> **Information shown**
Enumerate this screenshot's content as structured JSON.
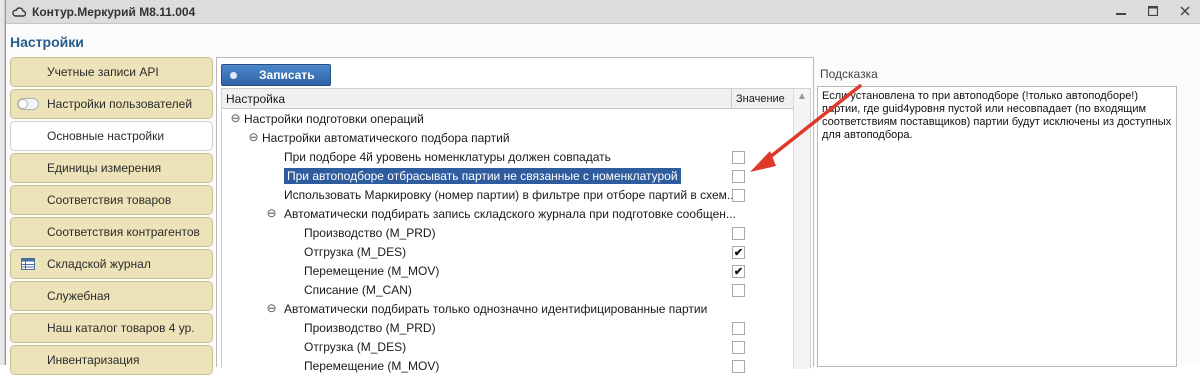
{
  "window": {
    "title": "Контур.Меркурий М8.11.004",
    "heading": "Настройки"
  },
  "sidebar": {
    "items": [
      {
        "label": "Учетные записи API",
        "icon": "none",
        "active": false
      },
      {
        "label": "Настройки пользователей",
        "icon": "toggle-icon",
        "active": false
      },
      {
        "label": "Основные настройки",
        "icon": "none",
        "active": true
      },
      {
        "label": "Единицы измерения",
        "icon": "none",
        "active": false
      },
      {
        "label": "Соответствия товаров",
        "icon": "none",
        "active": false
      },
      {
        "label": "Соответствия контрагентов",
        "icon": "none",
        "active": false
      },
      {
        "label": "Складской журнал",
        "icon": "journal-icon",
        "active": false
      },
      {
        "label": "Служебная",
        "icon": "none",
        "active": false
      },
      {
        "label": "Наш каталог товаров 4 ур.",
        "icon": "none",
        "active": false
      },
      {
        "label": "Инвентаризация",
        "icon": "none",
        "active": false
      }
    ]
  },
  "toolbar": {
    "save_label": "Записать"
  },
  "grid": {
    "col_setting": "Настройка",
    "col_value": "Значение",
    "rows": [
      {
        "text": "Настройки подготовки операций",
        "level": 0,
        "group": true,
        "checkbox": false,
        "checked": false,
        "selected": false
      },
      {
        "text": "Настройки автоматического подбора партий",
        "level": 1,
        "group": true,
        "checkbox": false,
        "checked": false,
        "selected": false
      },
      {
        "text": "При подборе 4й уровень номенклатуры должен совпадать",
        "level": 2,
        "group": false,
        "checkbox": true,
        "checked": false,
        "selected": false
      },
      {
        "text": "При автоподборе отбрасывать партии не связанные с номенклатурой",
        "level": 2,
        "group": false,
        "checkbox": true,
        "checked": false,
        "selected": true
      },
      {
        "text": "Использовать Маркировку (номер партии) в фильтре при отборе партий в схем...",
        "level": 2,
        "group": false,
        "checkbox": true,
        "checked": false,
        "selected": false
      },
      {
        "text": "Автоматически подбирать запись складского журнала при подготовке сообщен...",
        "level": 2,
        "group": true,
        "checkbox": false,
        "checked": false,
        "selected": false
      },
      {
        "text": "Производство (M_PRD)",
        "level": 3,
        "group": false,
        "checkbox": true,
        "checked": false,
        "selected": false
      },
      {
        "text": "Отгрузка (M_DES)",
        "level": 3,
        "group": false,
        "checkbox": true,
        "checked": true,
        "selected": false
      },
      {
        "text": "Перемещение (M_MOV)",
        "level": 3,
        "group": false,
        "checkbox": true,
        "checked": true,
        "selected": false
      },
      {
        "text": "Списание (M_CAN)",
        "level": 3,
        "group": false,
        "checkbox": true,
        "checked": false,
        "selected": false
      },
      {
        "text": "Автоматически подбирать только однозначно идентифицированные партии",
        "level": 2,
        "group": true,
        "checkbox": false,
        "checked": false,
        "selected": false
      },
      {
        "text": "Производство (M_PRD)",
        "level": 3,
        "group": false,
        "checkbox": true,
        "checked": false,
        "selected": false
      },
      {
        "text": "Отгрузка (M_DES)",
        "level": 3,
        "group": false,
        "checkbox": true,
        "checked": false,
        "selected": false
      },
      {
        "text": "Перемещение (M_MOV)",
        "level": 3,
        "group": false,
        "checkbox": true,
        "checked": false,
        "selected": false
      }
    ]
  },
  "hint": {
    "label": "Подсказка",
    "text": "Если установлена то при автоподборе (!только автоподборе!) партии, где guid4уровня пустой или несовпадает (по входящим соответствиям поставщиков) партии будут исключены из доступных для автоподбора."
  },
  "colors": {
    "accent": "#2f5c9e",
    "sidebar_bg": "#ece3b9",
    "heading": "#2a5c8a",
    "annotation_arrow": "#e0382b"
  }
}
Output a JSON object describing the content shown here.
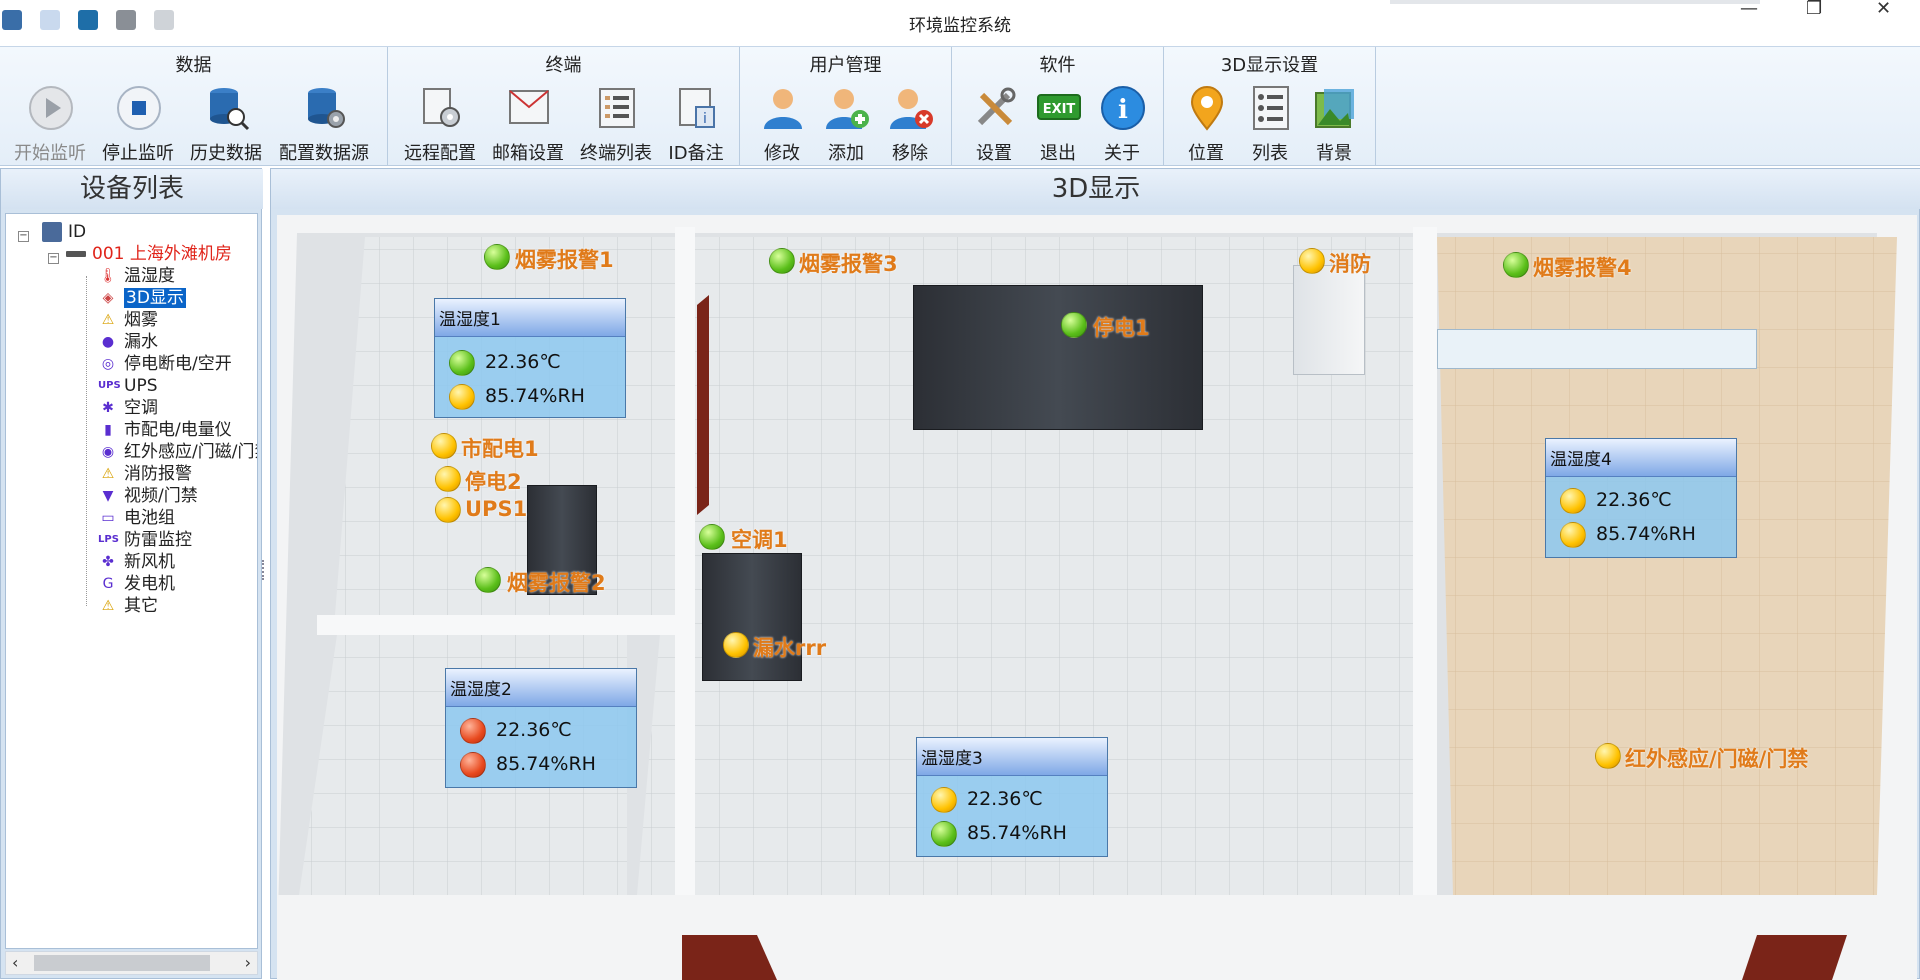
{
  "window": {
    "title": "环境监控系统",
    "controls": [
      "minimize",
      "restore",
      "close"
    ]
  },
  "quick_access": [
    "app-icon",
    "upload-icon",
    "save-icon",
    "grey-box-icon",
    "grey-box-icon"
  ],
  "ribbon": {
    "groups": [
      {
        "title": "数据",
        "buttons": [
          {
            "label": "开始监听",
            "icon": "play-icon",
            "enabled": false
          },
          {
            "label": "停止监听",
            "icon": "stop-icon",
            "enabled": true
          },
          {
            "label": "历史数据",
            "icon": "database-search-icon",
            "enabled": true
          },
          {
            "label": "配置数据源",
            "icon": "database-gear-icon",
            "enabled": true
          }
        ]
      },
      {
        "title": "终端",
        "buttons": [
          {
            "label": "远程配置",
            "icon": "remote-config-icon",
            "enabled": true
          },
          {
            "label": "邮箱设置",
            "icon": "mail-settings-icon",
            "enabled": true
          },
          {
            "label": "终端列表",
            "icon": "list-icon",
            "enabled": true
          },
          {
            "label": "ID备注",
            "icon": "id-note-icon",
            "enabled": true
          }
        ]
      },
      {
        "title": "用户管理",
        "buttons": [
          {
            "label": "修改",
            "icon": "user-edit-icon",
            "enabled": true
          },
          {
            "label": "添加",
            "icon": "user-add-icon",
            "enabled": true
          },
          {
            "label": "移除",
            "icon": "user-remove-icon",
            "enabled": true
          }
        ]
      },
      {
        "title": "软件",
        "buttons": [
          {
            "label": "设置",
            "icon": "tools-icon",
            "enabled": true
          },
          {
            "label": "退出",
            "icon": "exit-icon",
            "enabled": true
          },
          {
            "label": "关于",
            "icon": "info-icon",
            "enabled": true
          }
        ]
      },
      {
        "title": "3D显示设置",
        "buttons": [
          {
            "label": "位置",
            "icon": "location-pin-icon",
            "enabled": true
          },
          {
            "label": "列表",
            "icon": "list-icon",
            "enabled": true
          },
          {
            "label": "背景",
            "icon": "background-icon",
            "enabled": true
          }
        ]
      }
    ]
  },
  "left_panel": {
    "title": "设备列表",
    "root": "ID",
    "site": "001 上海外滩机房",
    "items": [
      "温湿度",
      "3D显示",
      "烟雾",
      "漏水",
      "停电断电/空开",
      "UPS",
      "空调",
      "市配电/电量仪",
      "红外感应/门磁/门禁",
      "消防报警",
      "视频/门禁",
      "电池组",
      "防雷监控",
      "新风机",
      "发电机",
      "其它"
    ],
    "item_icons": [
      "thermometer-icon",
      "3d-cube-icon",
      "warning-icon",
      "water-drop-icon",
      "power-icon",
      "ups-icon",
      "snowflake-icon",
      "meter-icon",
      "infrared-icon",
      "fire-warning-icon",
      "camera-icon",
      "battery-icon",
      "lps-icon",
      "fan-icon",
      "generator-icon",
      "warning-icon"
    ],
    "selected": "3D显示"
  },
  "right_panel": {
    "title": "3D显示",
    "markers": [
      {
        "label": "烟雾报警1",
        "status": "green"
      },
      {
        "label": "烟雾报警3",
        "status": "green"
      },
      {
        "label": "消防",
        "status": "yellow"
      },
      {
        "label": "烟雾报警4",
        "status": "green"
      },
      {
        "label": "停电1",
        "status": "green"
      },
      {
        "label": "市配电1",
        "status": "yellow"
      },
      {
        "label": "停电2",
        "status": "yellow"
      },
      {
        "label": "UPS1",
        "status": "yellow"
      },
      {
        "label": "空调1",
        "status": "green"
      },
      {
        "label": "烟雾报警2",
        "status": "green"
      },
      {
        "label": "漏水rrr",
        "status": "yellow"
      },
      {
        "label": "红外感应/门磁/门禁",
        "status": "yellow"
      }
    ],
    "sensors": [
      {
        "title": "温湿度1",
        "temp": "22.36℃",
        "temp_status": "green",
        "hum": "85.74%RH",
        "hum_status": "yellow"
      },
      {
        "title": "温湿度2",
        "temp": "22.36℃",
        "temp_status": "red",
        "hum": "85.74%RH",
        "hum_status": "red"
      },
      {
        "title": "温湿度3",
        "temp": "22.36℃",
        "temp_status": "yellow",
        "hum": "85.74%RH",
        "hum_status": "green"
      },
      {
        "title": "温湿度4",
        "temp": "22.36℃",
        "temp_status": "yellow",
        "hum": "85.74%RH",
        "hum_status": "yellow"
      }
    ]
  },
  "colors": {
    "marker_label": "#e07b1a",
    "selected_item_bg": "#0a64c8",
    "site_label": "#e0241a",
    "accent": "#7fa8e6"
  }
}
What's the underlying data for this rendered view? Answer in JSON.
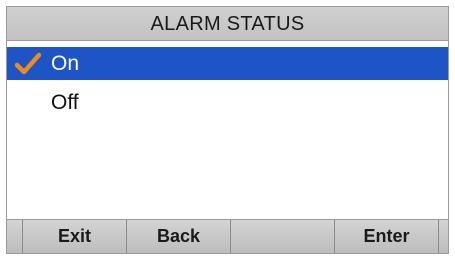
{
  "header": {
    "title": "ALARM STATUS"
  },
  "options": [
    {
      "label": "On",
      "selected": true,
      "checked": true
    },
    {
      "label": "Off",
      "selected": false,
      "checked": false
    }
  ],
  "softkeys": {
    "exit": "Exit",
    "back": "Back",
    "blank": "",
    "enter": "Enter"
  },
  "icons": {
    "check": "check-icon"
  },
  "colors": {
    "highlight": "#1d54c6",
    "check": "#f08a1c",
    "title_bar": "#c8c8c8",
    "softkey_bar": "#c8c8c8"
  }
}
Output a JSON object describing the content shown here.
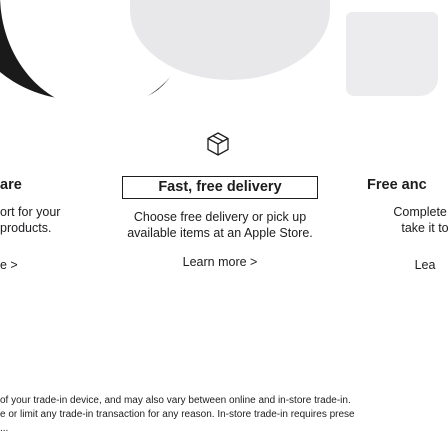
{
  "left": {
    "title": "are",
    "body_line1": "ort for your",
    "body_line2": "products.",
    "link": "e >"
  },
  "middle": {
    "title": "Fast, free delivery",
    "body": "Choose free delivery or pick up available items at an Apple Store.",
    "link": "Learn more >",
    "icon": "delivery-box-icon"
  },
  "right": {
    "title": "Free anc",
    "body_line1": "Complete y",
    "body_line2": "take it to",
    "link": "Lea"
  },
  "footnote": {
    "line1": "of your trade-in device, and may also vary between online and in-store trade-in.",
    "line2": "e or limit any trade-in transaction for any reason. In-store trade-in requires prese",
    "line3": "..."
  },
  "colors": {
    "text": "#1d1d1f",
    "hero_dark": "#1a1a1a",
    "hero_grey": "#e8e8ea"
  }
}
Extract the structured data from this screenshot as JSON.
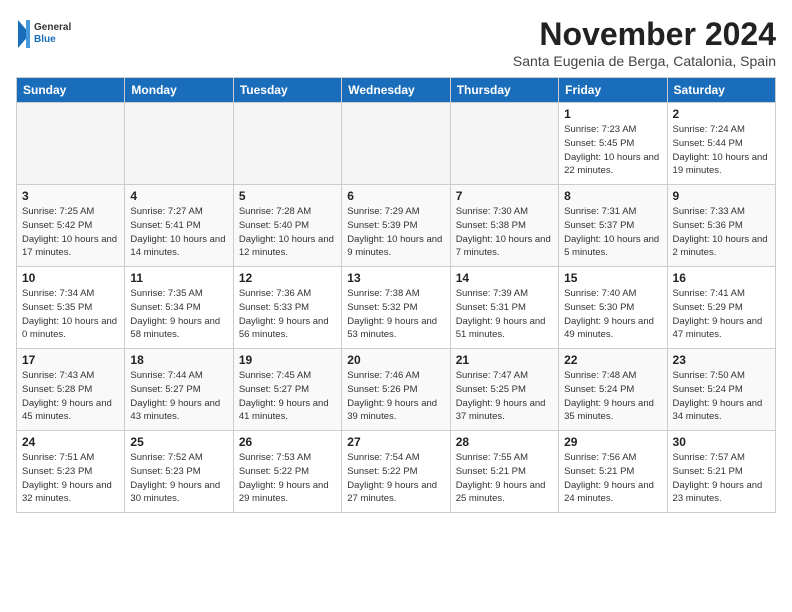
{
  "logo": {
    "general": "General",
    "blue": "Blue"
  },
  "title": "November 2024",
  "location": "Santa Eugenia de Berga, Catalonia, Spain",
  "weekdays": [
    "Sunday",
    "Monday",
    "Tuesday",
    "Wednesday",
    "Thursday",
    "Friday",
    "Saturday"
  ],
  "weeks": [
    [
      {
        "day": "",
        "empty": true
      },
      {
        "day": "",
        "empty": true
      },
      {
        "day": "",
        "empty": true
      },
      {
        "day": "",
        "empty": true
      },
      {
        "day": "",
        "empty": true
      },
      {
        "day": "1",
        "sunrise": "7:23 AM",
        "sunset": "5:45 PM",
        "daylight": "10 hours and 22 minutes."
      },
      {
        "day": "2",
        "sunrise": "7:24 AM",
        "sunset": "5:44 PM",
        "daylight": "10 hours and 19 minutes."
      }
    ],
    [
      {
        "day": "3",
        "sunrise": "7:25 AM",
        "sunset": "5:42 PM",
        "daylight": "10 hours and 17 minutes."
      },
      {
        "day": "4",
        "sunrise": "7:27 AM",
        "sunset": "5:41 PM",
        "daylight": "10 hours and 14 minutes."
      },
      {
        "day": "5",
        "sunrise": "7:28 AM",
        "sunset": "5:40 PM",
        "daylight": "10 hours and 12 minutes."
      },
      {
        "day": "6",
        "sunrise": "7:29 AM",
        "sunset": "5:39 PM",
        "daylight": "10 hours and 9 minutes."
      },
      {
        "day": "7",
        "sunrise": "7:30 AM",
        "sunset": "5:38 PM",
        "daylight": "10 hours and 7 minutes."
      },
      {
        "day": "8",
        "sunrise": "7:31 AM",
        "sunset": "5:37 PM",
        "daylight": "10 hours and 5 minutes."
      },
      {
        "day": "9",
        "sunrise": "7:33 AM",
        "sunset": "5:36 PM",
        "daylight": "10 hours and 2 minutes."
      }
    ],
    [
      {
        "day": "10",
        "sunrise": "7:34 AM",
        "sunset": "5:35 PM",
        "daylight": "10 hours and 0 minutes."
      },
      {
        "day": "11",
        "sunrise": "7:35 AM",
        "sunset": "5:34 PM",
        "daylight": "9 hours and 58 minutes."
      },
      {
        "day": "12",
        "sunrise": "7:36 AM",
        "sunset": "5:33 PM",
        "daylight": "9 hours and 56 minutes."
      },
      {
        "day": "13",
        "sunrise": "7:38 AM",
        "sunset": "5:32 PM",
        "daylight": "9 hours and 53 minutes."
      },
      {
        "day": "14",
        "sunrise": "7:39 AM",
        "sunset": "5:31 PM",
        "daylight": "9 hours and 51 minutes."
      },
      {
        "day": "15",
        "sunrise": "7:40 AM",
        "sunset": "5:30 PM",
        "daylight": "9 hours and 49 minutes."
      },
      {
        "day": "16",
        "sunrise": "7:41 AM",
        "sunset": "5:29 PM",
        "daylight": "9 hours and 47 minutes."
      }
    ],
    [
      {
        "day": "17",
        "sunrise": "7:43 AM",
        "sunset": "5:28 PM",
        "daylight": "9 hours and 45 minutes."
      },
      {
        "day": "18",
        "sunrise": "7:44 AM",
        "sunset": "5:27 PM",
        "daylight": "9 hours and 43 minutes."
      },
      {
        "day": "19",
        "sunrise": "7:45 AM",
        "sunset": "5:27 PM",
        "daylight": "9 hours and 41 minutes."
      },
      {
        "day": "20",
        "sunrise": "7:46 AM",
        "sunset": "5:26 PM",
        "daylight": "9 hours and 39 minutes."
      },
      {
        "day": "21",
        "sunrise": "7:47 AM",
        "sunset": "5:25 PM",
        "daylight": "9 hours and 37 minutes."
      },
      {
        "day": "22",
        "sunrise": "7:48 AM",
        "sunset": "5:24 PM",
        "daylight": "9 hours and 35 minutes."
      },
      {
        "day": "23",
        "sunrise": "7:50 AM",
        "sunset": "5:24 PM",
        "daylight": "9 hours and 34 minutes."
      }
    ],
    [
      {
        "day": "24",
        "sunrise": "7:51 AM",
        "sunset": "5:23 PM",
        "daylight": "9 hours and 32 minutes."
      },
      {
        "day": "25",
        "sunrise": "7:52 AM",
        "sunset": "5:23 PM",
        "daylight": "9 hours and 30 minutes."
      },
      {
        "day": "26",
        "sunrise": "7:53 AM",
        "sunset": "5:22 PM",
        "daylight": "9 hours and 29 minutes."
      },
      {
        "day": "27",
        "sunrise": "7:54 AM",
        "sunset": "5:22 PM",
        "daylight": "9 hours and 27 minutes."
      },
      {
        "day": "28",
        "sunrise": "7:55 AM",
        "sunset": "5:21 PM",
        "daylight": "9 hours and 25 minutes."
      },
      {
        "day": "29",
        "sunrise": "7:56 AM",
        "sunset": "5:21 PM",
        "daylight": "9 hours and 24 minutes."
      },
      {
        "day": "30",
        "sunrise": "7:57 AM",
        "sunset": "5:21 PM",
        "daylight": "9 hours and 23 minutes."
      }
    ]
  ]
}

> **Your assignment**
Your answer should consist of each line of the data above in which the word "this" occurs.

> **Exercise solution**
Enumerate this screenshot's content as structured JSON.
What's the underlying data for this rendered view? Answer in JSON.
Extract the structured data from this screenshot as JSON.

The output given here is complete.